“Students from previous years are upset they didn’t get to [go to the BRDC],” he said. “We’re so excited to be partnering with them; we’re excited with the mission they’re doing.”
Hamed said that everyone who comes to the rally for the salamander lessons has a list of the top three salamanders they hope to see. “Everybody loves to see the Yonahlassee salamander,” he started out. “It’s big, 6-8 inches, dark with a chestnut purple color going down their back.”
He was excited himself to be asked for his top three salamander species and he didn’t scoff at the idea that a scientist would be asked for a preference. Hamed said, “I always say they’re all my favorite,” and described it as a truism among members of his profession that “the best herpetologists are the kids who never grew up.”
“Number one, in my opinion, is the Weller’s salamander,” he said. “It’s a cool story in itself, only found in Whitetop and south to the Grandfather Mountain in North Carolina. The thing I love to tell is that it was discovered by a 17-year-old [Worth Hamilton Weller], who fell to his death a little after his high school graduation looking for them on Grandfather Mountain.” They’re found only in that small range, and only at higher elevations, said Hamed.
“The second one is the Yonahlassee, that’s the big one. It’s just gorgeous,” said Hamed. Yonahlassee is a Cherokee name, meaning either “tail of the bear” or “trail of the bear.” The road up Grandfather Mountain is called Yonahlassee for the bears, said Hamed, and the salamander is named for the road, not the bears.
“The challenge with that one is that it doesn’t like cooler temperatures,” he said.
“It was a little too chilly for him at the last rally.”
His last offering makes for a touching tribute. “The third is the northern pygmy salamander, named after Jim Organ, who spent his whole life studying salamanders,” Hamed said. (This is reflected in the Northern pygmy salamander’s scientific name, Desmognathus organi.)

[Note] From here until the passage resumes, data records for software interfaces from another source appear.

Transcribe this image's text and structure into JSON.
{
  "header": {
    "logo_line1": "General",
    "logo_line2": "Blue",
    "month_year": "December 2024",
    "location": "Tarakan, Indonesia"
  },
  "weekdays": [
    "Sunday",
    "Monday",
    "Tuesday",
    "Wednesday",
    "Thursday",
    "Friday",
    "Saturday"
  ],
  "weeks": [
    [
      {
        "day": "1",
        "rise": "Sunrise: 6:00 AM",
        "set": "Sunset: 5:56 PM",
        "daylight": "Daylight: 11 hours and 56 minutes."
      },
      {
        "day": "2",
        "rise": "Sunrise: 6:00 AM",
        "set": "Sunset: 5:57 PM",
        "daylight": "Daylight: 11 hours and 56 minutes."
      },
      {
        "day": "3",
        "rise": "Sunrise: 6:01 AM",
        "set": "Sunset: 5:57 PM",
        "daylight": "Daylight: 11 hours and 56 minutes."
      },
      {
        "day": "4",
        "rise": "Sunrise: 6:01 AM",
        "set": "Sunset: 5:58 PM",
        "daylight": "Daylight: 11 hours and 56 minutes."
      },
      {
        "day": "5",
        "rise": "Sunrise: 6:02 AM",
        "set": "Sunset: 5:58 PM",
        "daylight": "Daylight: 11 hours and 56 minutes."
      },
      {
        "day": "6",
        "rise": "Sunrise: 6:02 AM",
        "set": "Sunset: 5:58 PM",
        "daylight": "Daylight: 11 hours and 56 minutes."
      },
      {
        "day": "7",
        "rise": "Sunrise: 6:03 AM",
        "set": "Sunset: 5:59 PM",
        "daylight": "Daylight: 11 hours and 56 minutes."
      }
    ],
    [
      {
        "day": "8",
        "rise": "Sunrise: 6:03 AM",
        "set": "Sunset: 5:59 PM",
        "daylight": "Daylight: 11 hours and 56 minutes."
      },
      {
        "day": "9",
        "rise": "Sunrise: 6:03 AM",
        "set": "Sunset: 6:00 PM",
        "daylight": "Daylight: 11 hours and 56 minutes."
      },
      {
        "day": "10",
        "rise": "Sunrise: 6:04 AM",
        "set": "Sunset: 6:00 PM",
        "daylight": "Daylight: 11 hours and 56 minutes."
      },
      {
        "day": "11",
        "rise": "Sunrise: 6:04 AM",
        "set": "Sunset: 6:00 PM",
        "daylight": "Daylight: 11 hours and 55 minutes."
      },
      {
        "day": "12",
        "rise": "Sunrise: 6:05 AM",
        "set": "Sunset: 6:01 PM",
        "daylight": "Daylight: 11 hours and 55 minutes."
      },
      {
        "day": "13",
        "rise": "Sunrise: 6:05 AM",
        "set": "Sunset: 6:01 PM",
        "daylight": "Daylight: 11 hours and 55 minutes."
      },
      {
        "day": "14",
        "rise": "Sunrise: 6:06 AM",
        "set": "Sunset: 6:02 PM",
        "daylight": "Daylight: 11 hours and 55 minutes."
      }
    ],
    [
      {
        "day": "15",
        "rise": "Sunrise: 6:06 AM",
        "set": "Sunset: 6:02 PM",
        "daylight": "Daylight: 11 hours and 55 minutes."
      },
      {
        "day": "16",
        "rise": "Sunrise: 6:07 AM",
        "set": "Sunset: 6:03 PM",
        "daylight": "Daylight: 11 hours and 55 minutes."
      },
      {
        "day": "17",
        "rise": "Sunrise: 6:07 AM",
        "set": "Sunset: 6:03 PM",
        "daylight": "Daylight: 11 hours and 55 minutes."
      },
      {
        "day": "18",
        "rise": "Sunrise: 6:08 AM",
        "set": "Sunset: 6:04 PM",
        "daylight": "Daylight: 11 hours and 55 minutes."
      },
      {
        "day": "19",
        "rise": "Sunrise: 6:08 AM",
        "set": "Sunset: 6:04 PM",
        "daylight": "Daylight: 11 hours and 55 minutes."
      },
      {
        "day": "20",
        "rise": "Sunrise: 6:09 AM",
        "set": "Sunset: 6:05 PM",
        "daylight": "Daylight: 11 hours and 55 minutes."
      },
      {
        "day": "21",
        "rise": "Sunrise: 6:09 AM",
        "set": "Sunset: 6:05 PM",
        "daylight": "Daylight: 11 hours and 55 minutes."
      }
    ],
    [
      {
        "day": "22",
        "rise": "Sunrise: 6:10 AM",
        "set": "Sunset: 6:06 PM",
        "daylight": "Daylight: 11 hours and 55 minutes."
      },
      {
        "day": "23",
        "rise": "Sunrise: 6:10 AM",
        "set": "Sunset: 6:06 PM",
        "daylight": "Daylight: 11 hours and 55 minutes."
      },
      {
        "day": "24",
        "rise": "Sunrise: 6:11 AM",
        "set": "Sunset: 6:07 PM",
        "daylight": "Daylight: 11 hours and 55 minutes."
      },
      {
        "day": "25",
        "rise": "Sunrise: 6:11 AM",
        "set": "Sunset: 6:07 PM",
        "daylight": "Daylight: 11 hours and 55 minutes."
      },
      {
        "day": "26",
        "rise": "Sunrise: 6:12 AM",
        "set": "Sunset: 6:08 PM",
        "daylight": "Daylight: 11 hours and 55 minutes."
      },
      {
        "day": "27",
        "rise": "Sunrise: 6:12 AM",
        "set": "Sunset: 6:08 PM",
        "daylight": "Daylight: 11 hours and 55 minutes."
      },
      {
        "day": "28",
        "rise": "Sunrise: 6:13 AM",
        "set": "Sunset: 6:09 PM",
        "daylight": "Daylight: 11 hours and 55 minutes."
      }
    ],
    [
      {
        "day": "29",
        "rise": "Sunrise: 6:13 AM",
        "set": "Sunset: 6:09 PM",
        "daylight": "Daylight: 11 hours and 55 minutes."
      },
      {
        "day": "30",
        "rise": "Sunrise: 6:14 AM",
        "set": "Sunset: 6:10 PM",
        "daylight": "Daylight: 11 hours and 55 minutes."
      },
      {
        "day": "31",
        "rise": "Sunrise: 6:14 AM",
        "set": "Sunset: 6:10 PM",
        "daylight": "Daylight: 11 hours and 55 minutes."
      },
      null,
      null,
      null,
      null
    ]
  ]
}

While the rally is only one event offered by BRDC, it provided a touchstone moment for Hamed. In the years before he was hired by Virginia Tech, at a rally class around 2005, he said, “I had a family that would come to the rally and bring their kid. … One son was interested in all things herpetological. He was 4 or 5 years old, bouncing around all over the place.”
He continued, “The thing was, when I first came to Virginia Tech, the same kid who was in that rally was in my class.”
If the Blue Ridge Discovery Center has its way, this will be the first of many such moments, as those who come to learn may leave to teach. The organization has always sought to create this dynamic by opening its doors–and now it finally has doors to open.
For more information visit www.blueridgediscoverycenter.org, email firstname.lastname@example.org, find them on Facebook at facebook.com/blueridgediscoverycenter or call 276-388-3155.